* _EXTRACTED DATA_

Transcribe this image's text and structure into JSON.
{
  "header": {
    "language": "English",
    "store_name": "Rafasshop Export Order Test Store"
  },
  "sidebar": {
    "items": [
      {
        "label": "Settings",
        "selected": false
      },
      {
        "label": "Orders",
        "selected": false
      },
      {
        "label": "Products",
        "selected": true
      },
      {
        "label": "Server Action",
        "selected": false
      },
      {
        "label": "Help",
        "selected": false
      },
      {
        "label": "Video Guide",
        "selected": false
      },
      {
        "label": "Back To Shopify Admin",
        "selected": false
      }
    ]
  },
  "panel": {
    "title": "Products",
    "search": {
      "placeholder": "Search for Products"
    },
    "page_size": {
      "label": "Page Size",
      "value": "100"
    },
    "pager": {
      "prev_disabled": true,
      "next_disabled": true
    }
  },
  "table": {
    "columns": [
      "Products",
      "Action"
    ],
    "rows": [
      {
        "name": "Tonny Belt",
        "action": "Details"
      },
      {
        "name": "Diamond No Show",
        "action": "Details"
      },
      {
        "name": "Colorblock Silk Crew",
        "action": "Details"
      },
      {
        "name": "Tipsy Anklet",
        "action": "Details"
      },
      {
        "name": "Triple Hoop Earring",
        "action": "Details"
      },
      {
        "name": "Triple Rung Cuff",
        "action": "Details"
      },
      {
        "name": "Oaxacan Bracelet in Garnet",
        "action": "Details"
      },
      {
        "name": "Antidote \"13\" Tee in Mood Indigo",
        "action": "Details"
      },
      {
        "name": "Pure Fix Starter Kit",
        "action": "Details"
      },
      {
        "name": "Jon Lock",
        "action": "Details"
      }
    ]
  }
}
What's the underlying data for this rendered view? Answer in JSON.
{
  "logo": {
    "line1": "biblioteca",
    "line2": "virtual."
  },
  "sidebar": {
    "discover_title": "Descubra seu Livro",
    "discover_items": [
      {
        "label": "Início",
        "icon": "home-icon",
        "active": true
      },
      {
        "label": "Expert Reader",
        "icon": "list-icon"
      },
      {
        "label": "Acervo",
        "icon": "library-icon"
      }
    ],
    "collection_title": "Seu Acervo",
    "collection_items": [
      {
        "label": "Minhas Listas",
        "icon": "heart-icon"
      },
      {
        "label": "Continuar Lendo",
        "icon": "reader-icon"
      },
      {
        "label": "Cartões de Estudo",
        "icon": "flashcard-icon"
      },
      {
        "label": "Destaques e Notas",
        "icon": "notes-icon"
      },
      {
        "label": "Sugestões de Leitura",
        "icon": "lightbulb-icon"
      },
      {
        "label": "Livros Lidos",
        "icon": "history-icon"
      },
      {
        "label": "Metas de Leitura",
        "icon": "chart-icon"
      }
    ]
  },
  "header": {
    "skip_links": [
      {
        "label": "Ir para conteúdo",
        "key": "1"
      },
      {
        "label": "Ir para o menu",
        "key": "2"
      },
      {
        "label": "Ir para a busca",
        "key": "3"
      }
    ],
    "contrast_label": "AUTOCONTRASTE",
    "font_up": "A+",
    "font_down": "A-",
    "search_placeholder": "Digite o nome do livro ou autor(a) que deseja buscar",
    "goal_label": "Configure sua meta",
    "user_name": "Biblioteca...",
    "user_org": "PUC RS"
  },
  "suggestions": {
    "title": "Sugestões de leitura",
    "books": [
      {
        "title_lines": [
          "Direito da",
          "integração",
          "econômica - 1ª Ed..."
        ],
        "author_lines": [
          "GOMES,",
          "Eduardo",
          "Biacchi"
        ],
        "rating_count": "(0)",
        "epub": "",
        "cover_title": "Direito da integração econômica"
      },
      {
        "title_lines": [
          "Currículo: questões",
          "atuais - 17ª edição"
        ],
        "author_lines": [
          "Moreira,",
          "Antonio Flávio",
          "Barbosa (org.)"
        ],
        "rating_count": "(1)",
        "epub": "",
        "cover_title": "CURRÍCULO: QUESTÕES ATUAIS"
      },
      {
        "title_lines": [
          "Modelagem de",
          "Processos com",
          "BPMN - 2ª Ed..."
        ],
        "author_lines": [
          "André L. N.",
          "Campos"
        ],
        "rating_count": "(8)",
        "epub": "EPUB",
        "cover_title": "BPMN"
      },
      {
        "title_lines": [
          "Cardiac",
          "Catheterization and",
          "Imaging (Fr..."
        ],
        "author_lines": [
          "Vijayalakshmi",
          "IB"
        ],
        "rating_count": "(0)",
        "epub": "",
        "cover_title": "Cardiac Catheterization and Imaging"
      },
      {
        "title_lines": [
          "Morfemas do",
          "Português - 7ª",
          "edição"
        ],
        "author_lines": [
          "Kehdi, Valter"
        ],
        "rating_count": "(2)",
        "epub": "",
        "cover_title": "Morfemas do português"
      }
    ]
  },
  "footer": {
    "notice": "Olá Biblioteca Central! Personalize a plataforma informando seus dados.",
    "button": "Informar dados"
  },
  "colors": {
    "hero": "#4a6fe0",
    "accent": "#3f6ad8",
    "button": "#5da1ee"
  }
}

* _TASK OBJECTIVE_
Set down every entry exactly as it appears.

* _RESPONSE_
Transcribe this image's text and structure into JSON.
{
  "header": {
    "language": "English",
    "store_name": "Rafasshop Export Order Test Store"
  },
  "sidebar": {
    "items": [
      {
        "label": "Settings",
        "selected": false
      },
      {
        "label": "Orders",
        "selected": false
      },
      {
        "label": "Products",
        "selected": true
      },
      {
        "label": "Server Action",
        "selected": false
      },
      {
        "label": "Help",
        "selected": false
      },
      {
        "label": "Video Guide",
        "selected": false
      },
      {
        "label": "Back To Shopify Admin",
        "selected": false
      }
    ]
  },
  "panel": {
    "title": "Products",
    "search": {
      "placeholder": "Search for Products"
    },
    "page_size": {
      "label": "Page Size",
      "value": "100"
    },
    "pager": {
      "prev_disabled": true,
      "next_disabled": true
    }
  },
  "table": {
    "columns": [
      "Products",
      "Action"
    ],
    "rows": [
      {
        "name": "Tonny Belt",
        "action": "Details"
      },
      {
        "name": "Diamond No Show",
        "action": "Details"
      },
      {
        "name": "Colorblock Silk Crew",
        "action": "Details"
      },
      {
        "name": "Tipsy Anklet",
        "action": "Details"
      },
      {
        "name": "Triple Hoop Earring",
        "action": "Details"
      },
      {
        "name": "Triple Rung Cuff",
        "action": "Details"
      },
      {
        "name": "Oaxacan Bracelet in Garnet",
        "action": "Details"
      },
      {
        "name": "Antidote \"13\" Tee in Mood Indigo",
        "action": "Details"
      },
      {
        "name": "Pure Fix Starter Kit",
        "action": "Details"
      },
      {
        "name": "Jon Lock",
        "action": "Details"
      }
    ]
  }
}
What's the underlying data for this rendered view? Answer in JSON.
{
  "logo": {
    "line1": "biblioteca",
    "line2": "virtual."
  },
  "sidebar": {
    "discover_title": "Descubra seu Livro",
    "discover_items": [
      {
        "label": "Início",
        "icon": "home-icon",
        "active": true
      },
      {
        "label": "Expert Reader",
        "icon": "list-icon"
      },
      {
        "label": "Acervo",
        "icon": "library-icon"
      }
    ],
    "collection_title": "Seu Acervo",
    "collection_items": [
      {
        "label": "Minhas Listas",
        "icon": "heart-icon"
      },
      {
        "label": "Continuar Lendo",
        "icon": "reader-icon"
      },
      {
        "label": "Cartões de Estudo",
        "icon": "flashcard-icon"
      },
      {
        "label": "Destaques e Notas",
        "icon": "notes-icon"
      },
      {
        "label": "Sugestões de Leitura",
        "icon": "lightbulb-icon"
      },
      {
        "label": "Livros Lidos",
        "icon": "history-icon"
      },
      {
        "label": "Metas de Leitura",
        "icon": "chart-icon"
      }
    ]
  },
  "header": {
    "skip_links": [
      {
        "label": "Ir para conteúdo",
        "key": "1"
      },
      {
        "label": "Ir para o menu",
        "key": "2"
      },
      {
        "label": "Ir para a busca",
        "key": "3"
      }
    ],
    "contrast_label": "AUTOCONTRASTE",
    "font_up": "A+",
    "font_down": "A-",
    "search_placeholder": "Digite o nome do livro ou autor(a) que deseja buscar",
    "goal_label": "Configure sua meta",
    "user_name": "Biblioteca...",
    "user_org": "PUC RS"
  },
  "suggestions": {
    "title": "Sugestões de leitura",
    "books": [
      {
        "title_lines": [
          "Direito da",
          "integração",
          "econômica - 1ª Ed..."
        ],
        "author_lines": [
          "GOMES,",
          "Eduardo",
          "Biacchi"
        ],
        "rating_count": "(0)",
        "epub": "",
        "cover_title": "Direito da integração econômica"
      },
      {
        "title_lines": [
          "Currículo: questões",
          "atuais - 17ª edição"
        ],
        "author_lines": [
          "Moreira,",
          "Antonio Flávio",
          "Barbosa (org.)"
        ],
        "rating_count": "(1)",
        "epub": "",
        "cover_title": "CURRÍCULO: QUESTÕES ATUAIS"
      },
      {
        "title_lines": [
          "Modelagem de",
          "Processos com",
          "BPMN - 2ª Ed..."
        ],
        "author_lines": [
          "André L. N.",
          "Campos"
        ],
        "rating_count": "(8)",
        "epub": "EPUB",
        "cover_title": "BPMN"
      },
      {
        "title_lines": [
          "Cardiac",
          "Catheterization and",
          "Imaging (Fr..."
        ],
        "author_lines": [
          "Vijayalakshmi",
          "IB"
        ],
        "rating_count": "(0)",
        "epub": "",
        "cover_title": "Cardiac Catheterization and Imaging"
      },
      {
        "title_lines": [
          "Morfemas do",
          "Português - 7ª",
          "edição"
        ],
        "author_lines": [
          "Kehdi, Valter"
        ],
        "rating_count": "(2)",
        "epub": "",
        "cover_title": "Morfemas do português"
      }
    ]
  },
  "footer": {
    "notice": "Olá Biblioteca Central! Personalize a plataforma informando seus dados.",
    "button": "Informar dados"
  },
  "colors": {
    "hero": "#4a6fe0",
    "accent": "#3f6ad8",
    "button": "#5da1ee"
  }
}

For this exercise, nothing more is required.